■ **Directions for this task**
Write out every entry exactly as it appears.

══ Material to process

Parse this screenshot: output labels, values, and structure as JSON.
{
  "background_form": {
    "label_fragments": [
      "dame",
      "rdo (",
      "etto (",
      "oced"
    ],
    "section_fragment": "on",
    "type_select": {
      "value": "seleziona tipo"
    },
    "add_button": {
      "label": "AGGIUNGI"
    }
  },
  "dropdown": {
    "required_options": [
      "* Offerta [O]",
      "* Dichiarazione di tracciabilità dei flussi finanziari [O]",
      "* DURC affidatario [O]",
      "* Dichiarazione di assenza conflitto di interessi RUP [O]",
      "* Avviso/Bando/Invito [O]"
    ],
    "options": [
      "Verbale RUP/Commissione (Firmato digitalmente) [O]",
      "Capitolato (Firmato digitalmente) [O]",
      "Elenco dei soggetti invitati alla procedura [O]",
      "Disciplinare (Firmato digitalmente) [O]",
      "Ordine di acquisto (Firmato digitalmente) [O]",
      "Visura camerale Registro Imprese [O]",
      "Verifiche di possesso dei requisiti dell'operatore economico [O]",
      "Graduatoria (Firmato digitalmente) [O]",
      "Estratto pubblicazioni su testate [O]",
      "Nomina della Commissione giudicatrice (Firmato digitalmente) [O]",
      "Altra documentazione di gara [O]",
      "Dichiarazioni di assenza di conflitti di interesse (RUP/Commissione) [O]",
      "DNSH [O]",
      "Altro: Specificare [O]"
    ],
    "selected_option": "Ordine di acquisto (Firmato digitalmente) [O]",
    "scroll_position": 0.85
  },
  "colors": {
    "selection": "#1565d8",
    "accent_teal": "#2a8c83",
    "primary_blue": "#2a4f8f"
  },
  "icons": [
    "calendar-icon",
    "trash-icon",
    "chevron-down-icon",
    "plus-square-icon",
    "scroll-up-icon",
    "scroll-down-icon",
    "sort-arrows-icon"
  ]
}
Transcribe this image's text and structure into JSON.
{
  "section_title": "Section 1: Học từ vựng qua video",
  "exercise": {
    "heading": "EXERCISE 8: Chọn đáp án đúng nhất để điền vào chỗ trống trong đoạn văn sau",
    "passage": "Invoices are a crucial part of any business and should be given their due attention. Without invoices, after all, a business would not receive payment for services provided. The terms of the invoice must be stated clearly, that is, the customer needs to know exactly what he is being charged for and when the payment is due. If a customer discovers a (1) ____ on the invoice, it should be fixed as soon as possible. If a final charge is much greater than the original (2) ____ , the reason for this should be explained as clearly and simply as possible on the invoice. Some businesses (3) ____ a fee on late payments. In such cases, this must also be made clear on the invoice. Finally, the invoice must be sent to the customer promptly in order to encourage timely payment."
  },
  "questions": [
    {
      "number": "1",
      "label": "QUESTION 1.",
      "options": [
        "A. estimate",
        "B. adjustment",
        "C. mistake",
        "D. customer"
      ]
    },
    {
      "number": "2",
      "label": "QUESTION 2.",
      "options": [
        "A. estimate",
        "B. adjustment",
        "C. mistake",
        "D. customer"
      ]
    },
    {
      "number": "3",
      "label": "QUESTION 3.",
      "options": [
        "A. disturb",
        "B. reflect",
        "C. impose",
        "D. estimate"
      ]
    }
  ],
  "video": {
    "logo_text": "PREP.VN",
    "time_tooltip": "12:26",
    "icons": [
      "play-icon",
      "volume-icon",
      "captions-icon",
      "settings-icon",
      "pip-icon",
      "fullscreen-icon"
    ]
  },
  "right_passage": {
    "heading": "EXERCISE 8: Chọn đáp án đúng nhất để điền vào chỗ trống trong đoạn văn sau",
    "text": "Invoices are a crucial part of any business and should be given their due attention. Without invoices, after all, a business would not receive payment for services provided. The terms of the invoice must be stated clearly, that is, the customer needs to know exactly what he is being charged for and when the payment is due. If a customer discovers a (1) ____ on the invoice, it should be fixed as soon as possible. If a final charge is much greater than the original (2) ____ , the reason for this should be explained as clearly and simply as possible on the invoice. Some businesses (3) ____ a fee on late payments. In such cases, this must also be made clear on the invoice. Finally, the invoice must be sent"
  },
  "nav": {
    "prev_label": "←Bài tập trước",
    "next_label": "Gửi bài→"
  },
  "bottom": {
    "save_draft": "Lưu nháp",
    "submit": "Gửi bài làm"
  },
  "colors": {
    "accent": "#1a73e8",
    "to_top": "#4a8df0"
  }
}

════

■ **Written answer**
Parse this screenshot: output labels, values, and structure as JSON.
{
  "background_form": {
    "label_fragments": [
      "dame",
      "rdo (",
      "etto (",
      "oced"
    ],
    "section_fragment": "on",
    "type_select": {
      "value": "seleziona tipo"
    },
    "add_button": {
      "label": "AGGIUNGI"
    }
  },
  "dropdown": {
    "required_options": [
      "* Offerta [O]",
      "* Dichiarazione di tracciabilità dei flussi finanziari [O]",
      "* DURC affidatario [O]",
      "* Dichiarazione di assenza conflitto di interessi RUP [O]",
      "* Avviso/Bando/Invito [O]"
    ],
    "options": [
      "Verbale RUP/Commissione (Firmato digitalmente) [O]",
      "Capitolato (Firmato digitalmente) [O]",
      "Elenco dei soggetti invitati alla procedura [O]",
      "Disciplinare (Firmato digitalmente) [O]",
      "Ordine di acquisto (Firmato digitalmente) [O]",
      "Visura camerale Registro Imprese [O]",
      "Verifiche di possesso dei requisiti dell'operatore economico [O]",
      "Graduatoria (Firmato digitalmente) [O]",
      "Estratto pubblicazioni su testate [O]",
      "Nomina della Commissione giudicatrice (Firmato digitalmente) [O]",
      "Altra documentazione di gara [O]",
      "Dichiarazioni di assenza di conflitti di interesse (RUP/Commissione) [O]",
      "DNSH [O]",
      "Altro: Specificare [O]"
    ],
    "selected_option": "Ordine di acquisto (Firmato digitalmente) [O]",
    "scroll_position": 0.85
  },
  "colors": {
    "selection": "#1565d8",
    "accent_teal": "#2a8c83",
    "primary_blue": "#2a4f8f"
  },
  "icons": [
    "calendar-icon",
    "trash-icon",
    "chevron-down-icon",
    "plus-square-icon",
    "scroll-up-icon",
    "scroll-down-icon",
    "sort-arrows-icon"
  ]
}
Transcribe this image's text and structure into JSON.
{
  "section_title": "Section 1: Học từ vựng qua video",
  "exercise": {
    "heading": "EXERCISE 8: Chọn đáp án đúng nhất để điền vào chỗ trống trong đoạn văn sau",
    "passage": "Invoices are a crucial part of any business and should be given their due attention. Without invoices, after all, a business would not receive payment for services provided. The terms of the invoice must be stated clearly, that is, the customer needs to know exactly what he is being charged for and when the payment is due. If a customer discovers a (1) ____ on the invoice, it should be fixed as soon as possible. If a final charge is much greater than the original (2) ____ , the reason for this should be explained as clearly and simply as possible on the invoice. Some businesses (3) ____ a fee on late payments. In such cases, this must also be made clear on the invoice. Finally, the invoice must be sent to the customer promptly in order to encourage timely payment."
  },
  "questions": [
    {
      "number": "1",
      "label": "QUESTION 1.",
      "options": [
        "A. estimate",
        "B. adjustment",
        "C. mistake",
        "D. customer"
      ]
    },
    {
      "number": "2",
      "label": "QUESTION 2.",
      "options": [
        "A. estimate",
        "B. adjustment",
        "C. mistake",
        "D. customer"
      ]
    },
    {
      "number": "3",
      "label": "QUESTION 3.",
      "options": [
        "A. disturb",
        "B. reflect",
        "C. impose",
        "D. estimate"
      ]
    }
  ],
  "video": {
    "logo_text": "PREP.VN",
    "time_tooltip": "12:26",
    "icons": [
      "play-icon",
      "volume-icon",
      "captions-icon",
      "settings-icon",
      "pip-icon",
      "fullscreen-icon"
    ]
  },
  "right_passage": {
    "heading": "EXERCISE 8: Chọn đáp án đúng nhất để điền vào chỗ trống trong đoạn văn sau",
    "text": "Invoices are a crucial part of any business and should be given their due attention. Without invoices, after all, a business would not receive payment for services provided. The terms of the invoice must be stated clearly, that is, the customer needs to know exactly what he is being charged for and when the payment is due. If a customer discovers a (1) ____ on the invoice, it should be fixed as soon as possible. If a final charge is much greater than the original (2) ____ , the reason for this should be explained as clearly and simply as possible on the invoice. Some businesses (3) ____ a fee on late payments. In such cases, this must also be made clear on the invoice. Finally, the invoice must be sent"
  },
  "nav": {
    "prev_label": "←Bài tập trước",
    "next_label": "Gửi bài→"
  },
  "bottom": {
    "save_draft": "Lưu nháp",
    "submit": "Gửi bài làm"
  },
  "colors": {
    "accent": "#1a73e8",
    "to_top": "#4a8df0"
  }
}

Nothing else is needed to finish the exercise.